"The silly gentleman wanted Harry's wife. Egad, I never thought he had so much gall in him."
"I believe I'll be letting some of it out," says McBean.
"You'll be pleased to leave that to me," quoth Colonel Boyce.
McBean looked up at him oddly. "Ventrebleu, I wonder if I'll make you my apologies. Have you bowels after all, sir?"
"If you like." McBean cocked a wicked eye at him.
"You concern yourself with the affairs of my family. I resent it, Captain McBean."
"I believe you, mon vieux."
"You have done me a notable service to-night and I am ready to forget the older injuries, your ill offices with my son. Let us call quits and part, sir."
"It won't do," said McBean with a grin.
"What now, sir?"
"I must know how Harry does and make sure that he has the best there is for him. Surgery and friends—he will need both, sound and sure."
"Be satisfied. I shall well provide him."
Captain McBean shook his head.
"Damn your infernal impudence." Colonel Boyce's temper gave way. "Od's life, sir, this is infamous. You put upon me that I would mishandle my own son as he lies wounded and near death! I shall murder him, I suppose. You had that against me before. Shall I rob him too, or torture him maybe? This is raving. Carry it where you will, I'll none of it. You may go."

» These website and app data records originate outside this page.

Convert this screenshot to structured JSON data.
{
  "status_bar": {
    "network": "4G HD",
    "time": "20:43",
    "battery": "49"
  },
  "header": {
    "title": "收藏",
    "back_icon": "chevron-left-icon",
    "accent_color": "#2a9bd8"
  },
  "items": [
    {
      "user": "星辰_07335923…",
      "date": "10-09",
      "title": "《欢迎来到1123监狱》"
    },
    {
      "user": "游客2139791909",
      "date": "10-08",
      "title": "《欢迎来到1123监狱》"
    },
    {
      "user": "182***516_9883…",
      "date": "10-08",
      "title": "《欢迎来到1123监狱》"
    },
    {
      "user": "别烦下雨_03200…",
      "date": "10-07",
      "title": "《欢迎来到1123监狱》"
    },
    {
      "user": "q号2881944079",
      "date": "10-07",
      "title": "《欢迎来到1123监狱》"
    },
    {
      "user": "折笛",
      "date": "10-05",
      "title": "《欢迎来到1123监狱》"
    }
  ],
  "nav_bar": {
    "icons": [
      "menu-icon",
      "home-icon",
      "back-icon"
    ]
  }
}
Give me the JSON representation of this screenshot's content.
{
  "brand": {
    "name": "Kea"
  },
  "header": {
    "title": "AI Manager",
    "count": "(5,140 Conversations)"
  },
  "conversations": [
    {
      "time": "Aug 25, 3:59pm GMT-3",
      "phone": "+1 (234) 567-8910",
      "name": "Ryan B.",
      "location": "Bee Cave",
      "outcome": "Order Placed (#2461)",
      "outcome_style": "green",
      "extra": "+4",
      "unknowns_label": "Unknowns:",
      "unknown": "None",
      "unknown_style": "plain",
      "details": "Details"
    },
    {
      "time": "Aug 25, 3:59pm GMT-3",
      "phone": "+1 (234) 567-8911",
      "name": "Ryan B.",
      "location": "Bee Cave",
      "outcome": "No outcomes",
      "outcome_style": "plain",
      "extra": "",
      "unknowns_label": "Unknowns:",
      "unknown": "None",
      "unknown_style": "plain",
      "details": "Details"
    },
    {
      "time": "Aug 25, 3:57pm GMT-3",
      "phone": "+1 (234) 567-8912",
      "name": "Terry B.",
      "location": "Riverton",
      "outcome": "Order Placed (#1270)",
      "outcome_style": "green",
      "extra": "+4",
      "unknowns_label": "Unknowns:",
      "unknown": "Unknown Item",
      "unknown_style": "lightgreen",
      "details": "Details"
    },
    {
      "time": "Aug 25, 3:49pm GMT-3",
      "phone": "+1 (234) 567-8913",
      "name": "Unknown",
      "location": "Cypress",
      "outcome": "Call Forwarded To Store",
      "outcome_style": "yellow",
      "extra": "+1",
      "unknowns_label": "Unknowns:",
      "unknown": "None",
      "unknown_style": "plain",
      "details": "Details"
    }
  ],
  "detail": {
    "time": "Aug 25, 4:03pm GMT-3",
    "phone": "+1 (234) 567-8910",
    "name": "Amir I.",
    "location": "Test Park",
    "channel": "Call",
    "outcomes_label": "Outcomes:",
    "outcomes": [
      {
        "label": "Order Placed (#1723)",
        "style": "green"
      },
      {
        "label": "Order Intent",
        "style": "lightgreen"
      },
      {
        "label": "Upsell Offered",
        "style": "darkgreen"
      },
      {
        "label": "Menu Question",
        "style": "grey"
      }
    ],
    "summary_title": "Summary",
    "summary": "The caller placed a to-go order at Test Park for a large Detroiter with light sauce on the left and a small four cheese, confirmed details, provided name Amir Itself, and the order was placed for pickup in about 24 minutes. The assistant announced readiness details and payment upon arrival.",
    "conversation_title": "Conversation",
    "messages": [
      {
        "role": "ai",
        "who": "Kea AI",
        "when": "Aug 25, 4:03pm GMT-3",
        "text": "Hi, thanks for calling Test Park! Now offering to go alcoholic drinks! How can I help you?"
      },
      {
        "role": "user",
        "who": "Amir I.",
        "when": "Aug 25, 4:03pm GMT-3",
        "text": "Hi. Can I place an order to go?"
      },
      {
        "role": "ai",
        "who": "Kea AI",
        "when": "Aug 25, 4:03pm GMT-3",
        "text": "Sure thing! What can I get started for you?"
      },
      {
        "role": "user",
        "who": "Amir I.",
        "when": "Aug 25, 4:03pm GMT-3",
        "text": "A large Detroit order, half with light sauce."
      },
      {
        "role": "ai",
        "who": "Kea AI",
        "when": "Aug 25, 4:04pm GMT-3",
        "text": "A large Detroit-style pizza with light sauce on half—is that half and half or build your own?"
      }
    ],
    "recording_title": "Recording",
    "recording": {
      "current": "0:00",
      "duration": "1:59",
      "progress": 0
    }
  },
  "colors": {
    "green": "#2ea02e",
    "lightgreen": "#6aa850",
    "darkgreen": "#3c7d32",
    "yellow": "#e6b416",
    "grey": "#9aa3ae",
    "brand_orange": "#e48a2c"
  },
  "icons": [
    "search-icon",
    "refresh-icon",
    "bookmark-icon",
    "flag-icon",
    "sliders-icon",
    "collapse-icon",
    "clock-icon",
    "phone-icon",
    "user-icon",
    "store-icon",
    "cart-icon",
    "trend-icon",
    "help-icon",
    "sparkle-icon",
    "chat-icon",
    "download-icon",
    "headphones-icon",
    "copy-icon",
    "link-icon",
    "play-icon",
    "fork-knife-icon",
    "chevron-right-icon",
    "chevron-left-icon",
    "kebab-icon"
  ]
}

"Fie, what a heat!" says McBean placidly.
They were now come to Colonel Boyce's lodging and he bade the bearers take Harry up to his own room.
"I sent a brisk lad for Rolfe," says McBean. "I could but stop the blood. He'll be here soon enough. It's but a step to Chancery Lane. He knows more of wounds than any man in the town."
Colonel Boyce was for a moment speechless. "I shall send for Dr. Radcliffe and Sir Samuel Garth," says he majestically. "I wish you good night, sir."
"I believe they have sense enough to do no harm," said McBean. "And now, Boyce, a word with you. Not in the street."
"I don't desire it, sir," which McBean answered by passing in front of him into the house. Colonel Boyce came after, fuming. "Egad, sir, you presume upon my wound," he cried. "You—"
"Not I. Patch yourself up and I'll meet you at your convenience. There's more urgent matter. When the boy comes to himself—if ever he comes to himself—I must have speech of him."
Colonel Boyce, who now completely commanded himself, had grown very pale. "You have gone too far, Captain McBean. I desired to forget that I have you in my power. You force me to use it. If you thrust yourself upon me I shall have you arrested as a traitor."
McBean flushed. "Odso, then there is some villainy of yours in the affair! Devil take you, I have a mind to finish you now, a wounded man as you are." He had his hand on his sword.
"Will you go, sir?"
"Not I. If you ha' murdered him, you"—he slapped his sword home again—"no, mordieu, I can't touch you so. And you may meddle with me if you dare."
"Oh, you have a great devotion to the boy," Colonel Boyce sneered with pallid lips. "You would have him deeper dipped in your mad treasons? I think you have done him harm enough." He struck his bell.
"Harm?" McBean cried. "Is it harm? You that begat him for the heir to your damned infamy? You that soured him with your husk of a soul and your cold cunning? You that made a dirt-heap of his life to suit your muddling need? You—"
But Colonel Boyce swayed in his seat and fell sideways fainting.
A moment McBean surveyed him as if he thought this too a trick. Then, "Ventrebleu" says he, "here's Providence takes a hand," and he whistled, and it is not to be denied that he looked covetously at the cabinet which held Colonel Boyce's papers. "The poor old devil," he said with a shrug. "He grows old, in fact. I suppose there's more blood in his shirt now than his damned body," and he knelt down and began to feel about the wound.
He was at that when a woman announced the surgeon. "Mr. Rolfe? Never more welcome. Here's old Colonel Boyce with a hole in his shoulder, and young Mr. Boyce with two holes through and through. A street brawl. Pray go up, sir, the lad's in bad case."
"Faith, it's Captain McBean," says Rolfe, a brisk, big man, as they shook hands. "What have you to do with Noll Boyce?"
"A friend of the family," says McBean. "Away with you to the lad;" and he knelt again and ministered to the unconscious Colonel. "A friend of the family, old gentleman," says he with a grin.